Your interest rate is going to be higher because it’s a lot riskier in the case that you only put 15% down, because if the property depreciates a little bit or loses value, the haircut is going to go … That could naturally take 15% out of the property value and all of a sudden the bank has to take a haircut on their loan, which they don’t like to do so they’re going to charge you more interest rate, that reflects the higher level of risk associated with that loan.
What does that look like in terms of your 10 year average annual return? We’re talking about cashflows just eking by, $89 a month over the 10 year hold period, which means in the first couple of years in this investment you’re going to lose money, you’re going to lose cashflow and have to pay money into the property every month. Over the long term over the 10 year horizon you’re going to make some at the end, and it averages out to a small monthly cashflow amount.
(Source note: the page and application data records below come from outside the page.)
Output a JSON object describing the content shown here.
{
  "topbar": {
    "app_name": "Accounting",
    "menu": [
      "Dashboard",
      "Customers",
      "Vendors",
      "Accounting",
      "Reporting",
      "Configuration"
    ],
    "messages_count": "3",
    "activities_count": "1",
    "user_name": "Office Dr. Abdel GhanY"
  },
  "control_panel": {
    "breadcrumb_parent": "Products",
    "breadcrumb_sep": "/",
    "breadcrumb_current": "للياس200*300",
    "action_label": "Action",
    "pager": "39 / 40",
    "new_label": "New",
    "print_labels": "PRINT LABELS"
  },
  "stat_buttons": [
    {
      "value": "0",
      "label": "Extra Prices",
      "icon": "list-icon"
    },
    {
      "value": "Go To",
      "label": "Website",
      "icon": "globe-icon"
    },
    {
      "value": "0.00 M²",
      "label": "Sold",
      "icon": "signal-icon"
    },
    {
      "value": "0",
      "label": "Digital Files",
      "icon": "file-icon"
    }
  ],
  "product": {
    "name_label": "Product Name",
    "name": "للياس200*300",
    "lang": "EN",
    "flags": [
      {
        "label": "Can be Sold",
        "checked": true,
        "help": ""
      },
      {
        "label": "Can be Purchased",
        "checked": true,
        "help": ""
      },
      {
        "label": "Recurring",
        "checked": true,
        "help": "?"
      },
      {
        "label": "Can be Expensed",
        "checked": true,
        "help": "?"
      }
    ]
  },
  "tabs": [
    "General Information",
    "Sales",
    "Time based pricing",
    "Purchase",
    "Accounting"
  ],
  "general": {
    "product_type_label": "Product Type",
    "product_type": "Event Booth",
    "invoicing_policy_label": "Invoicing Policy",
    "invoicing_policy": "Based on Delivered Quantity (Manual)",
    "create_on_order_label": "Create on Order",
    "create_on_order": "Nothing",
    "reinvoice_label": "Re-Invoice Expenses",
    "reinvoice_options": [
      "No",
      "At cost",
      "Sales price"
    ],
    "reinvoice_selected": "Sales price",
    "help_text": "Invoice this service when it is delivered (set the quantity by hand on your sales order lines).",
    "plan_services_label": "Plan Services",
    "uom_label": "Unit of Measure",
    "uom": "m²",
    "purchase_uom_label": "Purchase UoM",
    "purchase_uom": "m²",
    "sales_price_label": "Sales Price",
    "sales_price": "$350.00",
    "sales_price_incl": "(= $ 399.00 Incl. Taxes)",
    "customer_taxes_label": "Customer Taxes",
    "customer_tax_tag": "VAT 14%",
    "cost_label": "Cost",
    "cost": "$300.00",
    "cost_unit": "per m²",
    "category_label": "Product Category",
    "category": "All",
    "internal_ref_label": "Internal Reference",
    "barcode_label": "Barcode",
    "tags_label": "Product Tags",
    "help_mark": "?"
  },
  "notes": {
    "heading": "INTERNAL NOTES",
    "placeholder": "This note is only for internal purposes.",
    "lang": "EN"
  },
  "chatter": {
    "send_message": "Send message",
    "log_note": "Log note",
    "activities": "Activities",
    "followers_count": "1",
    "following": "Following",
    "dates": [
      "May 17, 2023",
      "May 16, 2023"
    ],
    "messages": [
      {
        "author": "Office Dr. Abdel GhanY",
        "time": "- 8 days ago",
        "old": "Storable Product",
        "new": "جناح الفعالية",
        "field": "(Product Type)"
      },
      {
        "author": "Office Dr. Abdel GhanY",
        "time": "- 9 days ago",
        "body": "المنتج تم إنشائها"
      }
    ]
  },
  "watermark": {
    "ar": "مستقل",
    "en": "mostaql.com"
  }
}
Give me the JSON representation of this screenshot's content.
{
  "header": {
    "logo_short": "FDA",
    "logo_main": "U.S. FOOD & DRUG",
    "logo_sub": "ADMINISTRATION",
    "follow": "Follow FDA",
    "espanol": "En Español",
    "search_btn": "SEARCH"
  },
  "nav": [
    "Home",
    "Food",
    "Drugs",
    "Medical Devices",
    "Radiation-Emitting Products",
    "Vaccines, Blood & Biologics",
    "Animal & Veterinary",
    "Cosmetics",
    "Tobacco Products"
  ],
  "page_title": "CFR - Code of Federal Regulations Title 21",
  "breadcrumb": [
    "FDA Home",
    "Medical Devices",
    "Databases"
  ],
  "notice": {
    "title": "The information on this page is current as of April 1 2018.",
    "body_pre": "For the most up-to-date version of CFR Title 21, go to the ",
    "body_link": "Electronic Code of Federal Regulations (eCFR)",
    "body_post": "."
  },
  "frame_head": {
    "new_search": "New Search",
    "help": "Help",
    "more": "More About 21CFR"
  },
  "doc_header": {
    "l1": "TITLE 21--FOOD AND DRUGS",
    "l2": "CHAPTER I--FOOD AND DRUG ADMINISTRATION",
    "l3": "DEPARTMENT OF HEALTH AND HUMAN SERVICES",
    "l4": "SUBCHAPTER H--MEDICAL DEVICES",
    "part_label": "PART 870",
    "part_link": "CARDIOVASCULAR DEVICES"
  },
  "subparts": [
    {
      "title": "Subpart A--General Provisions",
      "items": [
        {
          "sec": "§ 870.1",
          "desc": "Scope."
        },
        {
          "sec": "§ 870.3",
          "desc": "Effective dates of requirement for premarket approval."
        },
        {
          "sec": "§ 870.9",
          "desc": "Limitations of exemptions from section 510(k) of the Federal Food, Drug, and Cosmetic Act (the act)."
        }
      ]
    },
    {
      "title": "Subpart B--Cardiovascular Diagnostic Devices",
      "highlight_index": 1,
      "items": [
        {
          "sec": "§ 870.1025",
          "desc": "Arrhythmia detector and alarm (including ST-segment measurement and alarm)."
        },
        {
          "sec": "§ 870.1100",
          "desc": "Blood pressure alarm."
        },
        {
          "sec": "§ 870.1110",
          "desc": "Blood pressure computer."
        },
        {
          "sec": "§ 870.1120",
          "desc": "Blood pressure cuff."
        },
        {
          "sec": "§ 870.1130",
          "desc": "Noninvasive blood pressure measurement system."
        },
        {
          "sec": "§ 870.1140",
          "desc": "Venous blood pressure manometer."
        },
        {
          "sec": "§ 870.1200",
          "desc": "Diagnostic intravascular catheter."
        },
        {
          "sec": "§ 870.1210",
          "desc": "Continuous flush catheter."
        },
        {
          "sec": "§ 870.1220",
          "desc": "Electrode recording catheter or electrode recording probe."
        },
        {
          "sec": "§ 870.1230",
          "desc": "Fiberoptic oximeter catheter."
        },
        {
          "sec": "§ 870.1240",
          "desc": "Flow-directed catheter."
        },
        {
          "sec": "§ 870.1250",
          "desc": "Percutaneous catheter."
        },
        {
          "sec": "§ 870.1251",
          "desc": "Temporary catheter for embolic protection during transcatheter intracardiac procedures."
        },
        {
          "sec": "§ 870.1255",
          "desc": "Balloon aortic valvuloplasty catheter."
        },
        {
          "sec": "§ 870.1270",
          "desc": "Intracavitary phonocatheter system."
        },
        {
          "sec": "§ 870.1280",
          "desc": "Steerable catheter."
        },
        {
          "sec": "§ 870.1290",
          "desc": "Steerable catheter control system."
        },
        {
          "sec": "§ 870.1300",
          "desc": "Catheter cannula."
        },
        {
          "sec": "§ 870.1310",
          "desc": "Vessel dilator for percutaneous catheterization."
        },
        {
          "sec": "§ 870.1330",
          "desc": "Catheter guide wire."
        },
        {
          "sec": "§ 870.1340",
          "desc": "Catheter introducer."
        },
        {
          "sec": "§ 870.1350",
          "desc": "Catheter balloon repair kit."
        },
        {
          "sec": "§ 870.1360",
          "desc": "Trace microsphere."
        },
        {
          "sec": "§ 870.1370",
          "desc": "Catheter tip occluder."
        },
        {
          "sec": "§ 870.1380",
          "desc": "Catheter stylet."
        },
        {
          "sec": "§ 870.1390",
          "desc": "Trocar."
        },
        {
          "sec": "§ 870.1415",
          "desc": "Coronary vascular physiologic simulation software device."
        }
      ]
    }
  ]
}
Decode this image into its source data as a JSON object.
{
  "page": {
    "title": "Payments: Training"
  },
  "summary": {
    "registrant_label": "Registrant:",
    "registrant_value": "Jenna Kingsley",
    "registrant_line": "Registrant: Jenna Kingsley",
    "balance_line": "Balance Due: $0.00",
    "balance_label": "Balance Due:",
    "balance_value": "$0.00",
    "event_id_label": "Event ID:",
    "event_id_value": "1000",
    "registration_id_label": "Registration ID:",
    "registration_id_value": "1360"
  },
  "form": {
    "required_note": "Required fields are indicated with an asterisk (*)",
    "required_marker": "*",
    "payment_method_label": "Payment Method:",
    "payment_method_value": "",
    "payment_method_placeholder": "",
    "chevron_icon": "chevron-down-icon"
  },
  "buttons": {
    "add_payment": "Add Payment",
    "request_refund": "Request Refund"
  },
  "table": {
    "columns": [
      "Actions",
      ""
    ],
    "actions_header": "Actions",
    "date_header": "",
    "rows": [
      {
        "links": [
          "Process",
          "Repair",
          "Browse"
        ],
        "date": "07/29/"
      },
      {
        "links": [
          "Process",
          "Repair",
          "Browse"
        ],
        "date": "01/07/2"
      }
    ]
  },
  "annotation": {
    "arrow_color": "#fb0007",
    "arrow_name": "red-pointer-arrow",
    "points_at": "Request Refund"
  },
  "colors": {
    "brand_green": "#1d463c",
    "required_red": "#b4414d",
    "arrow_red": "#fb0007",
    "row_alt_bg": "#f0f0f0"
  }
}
It means your cash return on the rental income on your original cash is going to be 3%, much lower than other points that we’ve seen in this presentation. Then, also your cash return after sale is slightly lower than it was at 20%, at 16.1% here.
If we just do the comparison, what we see is that cashflow is going to steadily go down as we borrow more money, because more money is going to have to be contributed towards the principle and interest payments. The return is going to increase slightly, but then come down a little bit on the annual cash on cash return from your rental. This is kind of the sweet spot if you see here and over here, because you’re paying mortgage insurance and you’re paying so much in principle and interest, you’re going to have very little cash on cash return from the rental income.
25% or 20% down is kind of the sweet spot of where the returns really exist, and that’s kind of the conventional practice when you take out a loan. That’s really where most people would choose to take out money from a bank. That’s the conventional side that can be sold on a secondary market of course, and therefore you’re going to get great long term rates. You’re going to lock in something for 30 years, 20 years, whatever you prefer. Those of course can be sold in the secondary market. The 10 year, the return on your cash at sale is going to be again in the sweet spot right here in 20, 25% down. Some people are happier with lower cash on cash returns every year or month but higher annual returns when they annualize out a return, and that could be appreciation, it could be some other stuff. Again, the 15% down is a little bit lower than other spots, particularly in our sweet spot here.
I encourage you to come by and have a chat with us at some point. We can run your property or your deal through the proforma rental analysis spreadsheet that we have and we can look at a bunch of things related to the property from the perspective of both an investor, which of course we are. We’re owners here in Tulsa. We own a number of single family and multifamily properties.
Also, not just from the investor perspective but also from the property manager’s side, we’d like to make sure that when you’re doing your analysis you’re taking into account a number of expenses that may fall by the wayside when you’re doing your analysis such as vacancy rates, property management fees, unexpected maintenance and other things that should be accounted for to make sure we’re not over-inflating the returns and that you would see kind of disappointed numbers in the long run in reality vis a vie what you projected at the beginning.
Anyways, come by, have a chat with us any time you’d like or shoot us mail at [email protected] or give us a shout 918-351-7000. Until next time, thank you very much. Mat with Key Renter Tulsa.